──────── Supplied information ────────

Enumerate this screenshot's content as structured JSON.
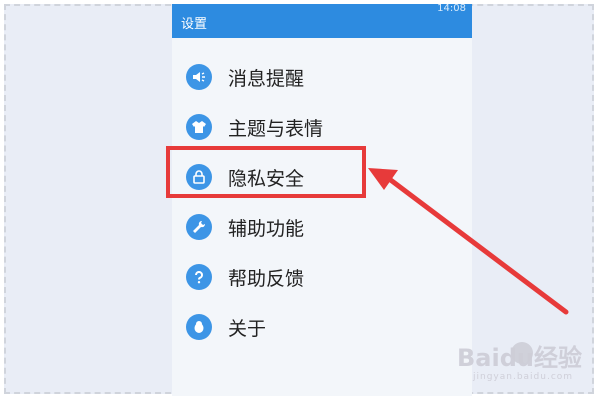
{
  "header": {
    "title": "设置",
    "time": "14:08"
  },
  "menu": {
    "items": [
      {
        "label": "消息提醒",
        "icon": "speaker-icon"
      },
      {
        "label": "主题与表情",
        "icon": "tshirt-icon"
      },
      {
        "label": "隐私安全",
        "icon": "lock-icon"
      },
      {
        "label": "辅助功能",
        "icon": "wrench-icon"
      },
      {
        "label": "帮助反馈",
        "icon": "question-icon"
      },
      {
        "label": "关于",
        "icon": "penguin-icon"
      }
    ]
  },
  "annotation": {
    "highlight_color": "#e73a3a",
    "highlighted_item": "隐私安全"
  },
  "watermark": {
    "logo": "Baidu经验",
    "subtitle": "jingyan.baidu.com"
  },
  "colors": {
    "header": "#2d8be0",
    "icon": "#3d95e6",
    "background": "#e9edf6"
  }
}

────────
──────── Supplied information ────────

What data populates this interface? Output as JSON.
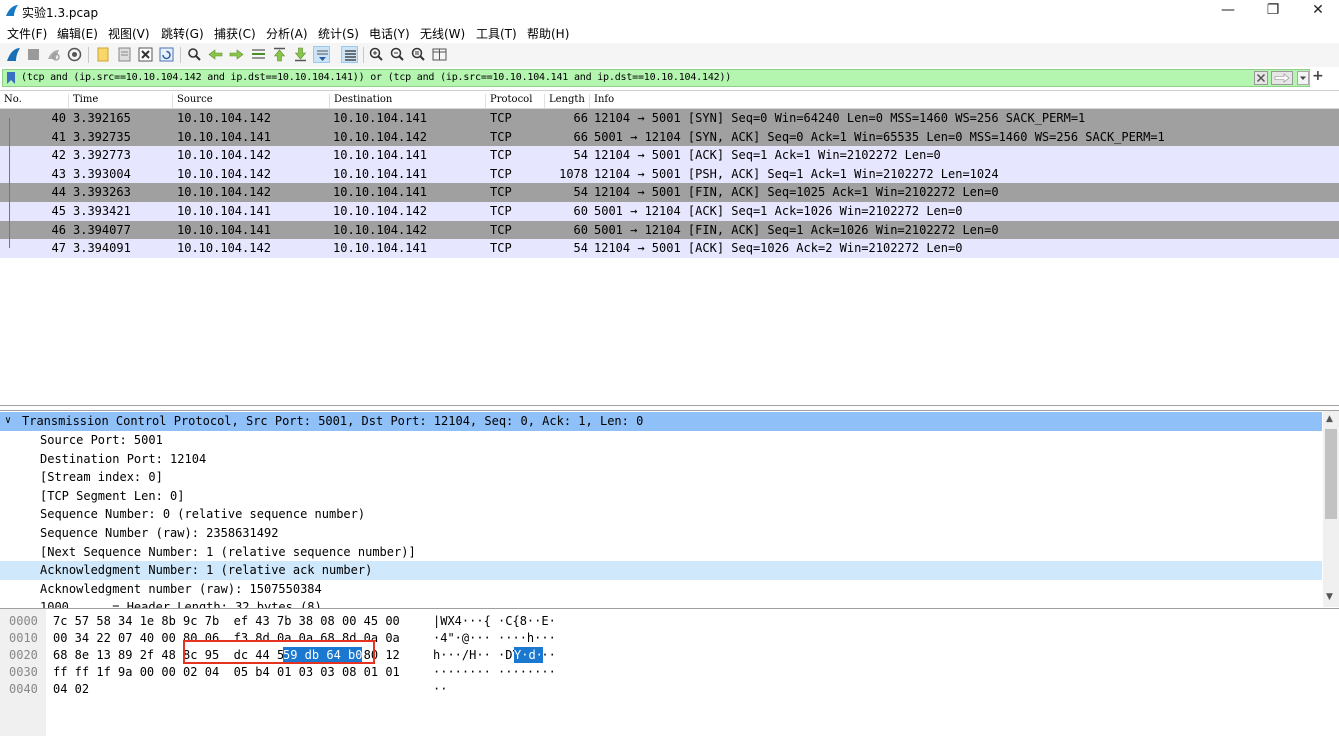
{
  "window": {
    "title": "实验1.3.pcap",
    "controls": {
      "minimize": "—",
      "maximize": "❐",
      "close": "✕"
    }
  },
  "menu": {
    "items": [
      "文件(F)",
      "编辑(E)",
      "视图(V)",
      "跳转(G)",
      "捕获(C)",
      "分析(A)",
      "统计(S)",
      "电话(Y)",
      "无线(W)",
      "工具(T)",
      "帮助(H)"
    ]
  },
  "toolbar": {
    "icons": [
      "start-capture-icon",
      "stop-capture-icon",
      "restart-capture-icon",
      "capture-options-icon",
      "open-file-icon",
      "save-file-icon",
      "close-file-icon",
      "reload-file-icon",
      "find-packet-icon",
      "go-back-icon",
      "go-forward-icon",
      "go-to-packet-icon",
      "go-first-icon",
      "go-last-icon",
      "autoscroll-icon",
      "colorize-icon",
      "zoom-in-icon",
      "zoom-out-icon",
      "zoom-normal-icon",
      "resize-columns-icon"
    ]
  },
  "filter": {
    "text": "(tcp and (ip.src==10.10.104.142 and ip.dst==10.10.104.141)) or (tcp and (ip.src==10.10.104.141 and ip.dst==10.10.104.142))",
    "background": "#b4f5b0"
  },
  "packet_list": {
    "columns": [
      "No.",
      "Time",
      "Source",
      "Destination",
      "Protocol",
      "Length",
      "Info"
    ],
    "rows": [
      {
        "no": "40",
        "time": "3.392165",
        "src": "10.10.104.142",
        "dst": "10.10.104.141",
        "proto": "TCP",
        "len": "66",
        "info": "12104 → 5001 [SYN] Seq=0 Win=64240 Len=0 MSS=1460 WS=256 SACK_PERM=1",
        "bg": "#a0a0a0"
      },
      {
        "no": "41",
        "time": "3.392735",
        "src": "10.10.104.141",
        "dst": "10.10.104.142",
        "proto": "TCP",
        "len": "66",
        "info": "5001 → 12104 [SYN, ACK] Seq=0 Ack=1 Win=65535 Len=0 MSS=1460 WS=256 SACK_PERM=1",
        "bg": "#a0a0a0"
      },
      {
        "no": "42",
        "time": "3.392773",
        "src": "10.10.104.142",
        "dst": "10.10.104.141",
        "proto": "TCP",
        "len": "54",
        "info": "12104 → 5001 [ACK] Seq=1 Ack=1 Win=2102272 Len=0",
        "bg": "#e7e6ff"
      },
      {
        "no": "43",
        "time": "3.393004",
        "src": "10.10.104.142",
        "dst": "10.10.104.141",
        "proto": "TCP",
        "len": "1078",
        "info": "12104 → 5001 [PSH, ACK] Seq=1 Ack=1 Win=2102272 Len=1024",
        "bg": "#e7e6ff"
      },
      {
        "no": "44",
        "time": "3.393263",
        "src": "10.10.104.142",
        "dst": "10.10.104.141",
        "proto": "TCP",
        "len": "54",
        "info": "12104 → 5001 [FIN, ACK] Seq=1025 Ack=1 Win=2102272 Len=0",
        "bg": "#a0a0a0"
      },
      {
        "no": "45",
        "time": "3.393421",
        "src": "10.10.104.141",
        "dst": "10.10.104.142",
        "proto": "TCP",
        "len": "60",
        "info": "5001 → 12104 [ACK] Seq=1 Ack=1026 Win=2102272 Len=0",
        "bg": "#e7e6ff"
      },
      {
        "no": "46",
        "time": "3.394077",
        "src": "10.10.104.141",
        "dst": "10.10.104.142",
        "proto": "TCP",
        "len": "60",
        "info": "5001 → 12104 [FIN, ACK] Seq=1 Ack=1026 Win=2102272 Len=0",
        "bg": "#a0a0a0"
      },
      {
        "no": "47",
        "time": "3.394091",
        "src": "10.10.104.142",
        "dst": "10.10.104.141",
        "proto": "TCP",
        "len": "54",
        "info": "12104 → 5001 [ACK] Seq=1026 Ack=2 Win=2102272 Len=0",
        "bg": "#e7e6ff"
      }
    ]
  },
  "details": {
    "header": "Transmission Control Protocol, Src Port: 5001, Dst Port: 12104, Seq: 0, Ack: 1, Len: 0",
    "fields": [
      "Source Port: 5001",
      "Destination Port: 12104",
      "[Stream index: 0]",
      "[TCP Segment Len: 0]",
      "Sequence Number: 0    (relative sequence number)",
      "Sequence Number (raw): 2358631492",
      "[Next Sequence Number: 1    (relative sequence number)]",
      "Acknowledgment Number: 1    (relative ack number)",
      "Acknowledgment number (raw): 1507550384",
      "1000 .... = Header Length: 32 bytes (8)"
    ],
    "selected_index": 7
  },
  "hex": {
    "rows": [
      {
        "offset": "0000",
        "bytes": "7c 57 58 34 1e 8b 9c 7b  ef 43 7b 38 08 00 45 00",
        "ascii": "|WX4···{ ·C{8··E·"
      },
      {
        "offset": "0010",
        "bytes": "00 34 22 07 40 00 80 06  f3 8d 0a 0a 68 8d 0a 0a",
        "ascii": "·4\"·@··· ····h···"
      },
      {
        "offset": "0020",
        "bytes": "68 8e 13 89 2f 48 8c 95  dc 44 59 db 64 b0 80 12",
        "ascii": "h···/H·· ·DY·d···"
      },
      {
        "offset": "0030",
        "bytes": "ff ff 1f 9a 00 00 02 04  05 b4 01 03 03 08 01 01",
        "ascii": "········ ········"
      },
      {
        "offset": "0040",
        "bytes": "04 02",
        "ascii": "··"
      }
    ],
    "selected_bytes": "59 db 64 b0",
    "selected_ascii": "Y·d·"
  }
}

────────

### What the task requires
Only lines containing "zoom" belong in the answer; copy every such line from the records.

### Final answer
      "zoom-in-icon",
      "zoom-out-icon",
      "zoom-normal-icon",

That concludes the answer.